REQUIRED WORK – Every record below, from the first line to the last, is to be set down again exactly.
-------
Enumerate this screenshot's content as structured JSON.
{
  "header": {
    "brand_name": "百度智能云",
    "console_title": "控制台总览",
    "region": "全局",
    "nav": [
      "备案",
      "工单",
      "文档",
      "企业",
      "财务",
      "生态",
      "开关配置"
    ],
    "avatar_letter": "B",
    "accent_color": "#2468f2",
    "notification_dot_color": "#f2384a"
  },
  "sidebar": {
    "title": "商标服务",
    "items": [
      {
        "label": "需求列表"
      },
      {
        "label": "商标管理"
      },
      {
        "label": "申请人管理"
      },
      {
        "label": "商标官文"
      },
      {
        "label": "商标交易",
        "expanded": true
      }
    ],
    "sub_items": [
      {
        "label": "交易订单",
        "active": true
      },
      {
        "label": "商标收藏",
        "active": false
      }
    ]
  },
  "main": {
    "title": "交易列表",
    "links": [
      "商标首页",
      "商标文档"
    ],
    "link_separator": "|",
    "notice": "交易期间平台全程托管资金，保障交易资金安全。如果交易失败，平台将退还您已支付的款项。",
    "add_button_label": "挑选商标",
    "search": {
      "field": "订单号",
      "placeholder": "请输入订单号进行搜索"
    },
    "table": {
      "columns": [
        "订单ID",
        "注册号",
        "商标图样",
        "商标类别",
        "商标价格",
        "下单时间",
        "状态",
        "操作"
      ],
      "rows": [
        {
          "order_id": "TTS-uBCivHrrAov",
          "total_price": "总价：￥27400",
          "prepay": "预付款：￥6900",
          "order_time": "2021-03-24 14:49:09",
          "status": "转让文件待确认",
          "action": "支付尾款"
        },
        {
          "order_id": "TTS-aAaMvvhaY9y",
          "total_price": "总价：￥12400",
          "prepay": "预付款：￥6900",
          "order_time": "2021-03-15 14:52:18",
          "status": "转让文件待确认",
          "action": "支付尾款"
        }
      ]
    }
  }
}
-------
SOLVED PROBLEM –
Enumerate this screenshot's content as structured JSON.
{
  "header": {
    "brand_name": "百度智能云",
    "console_title": "控制台总览",
    "region": "全局",
    "nav": [
      "备案",
      "工单",
      "文档",
      "企业",
      "财务",
      "生态",
      "开关配置"
    ],
    "avatar_letter": "B",
    "accent_color": "#2468f2",
    "notification_dot_color": "#f2384a"
  },
  "sidebar": {
    "title": "商标服务",
    "items": [
      {
        "label": "需求列表"
      },
      {
        "label": "商标管理"
      },
      {
        "label": "申请人管理"
      },
      {
        "label": "商标官文"
      },
      {
        "label": "商标交易",
        "expanded": true
      }
    ],
    "sub_items": [
      {
        "label": "交易订单",
        "active": true
      },
      {
        "label": "商标收藏",
        "active": false
      }
    ]
  },
  "main": {
    "title": "交易列表",
    "links": [
      "商标首页",
      "商标文档"
    ],
    "link_separator": "|",
    "notice": "交易期间平台全程托管资金，保障交易资金安全。如果交易失败，平台将退还您已支付的款项。",
    "add_button_label": "挑选商标",
    "search": {
      "field": "订单号",
      "placeholder": "请输入订单号进行搜索"
    },
    "table": {
      "columns": [
        "订单ID",
        "注册号",
        "商标图样",
        "商标类别",
        "商标价格",
        "下单时间",
        "状态",
        "操作"
      ],
      "rows": [
        {
          "order_id": "TTS-uBCivHrrAov",
          "total_price": "总价：￥27400",
          "prepay": "预付款：￥6900",
          "order_time": "2021-03-24 14:49:09",
          "status": "转让文件待确认",
          "action": "支付尾款"
        },
        {
          "order_id": "TTS-aAaMvvhaY9y",
          "total_price": "总价：￥12400",
          "prepay": "预付款：￥6900",
          "order_time": "2021-03-15 14:52:18",
          "status": "转让文件待确认",
          "action": "支付尾款"
        }
      ]
    }
  }
}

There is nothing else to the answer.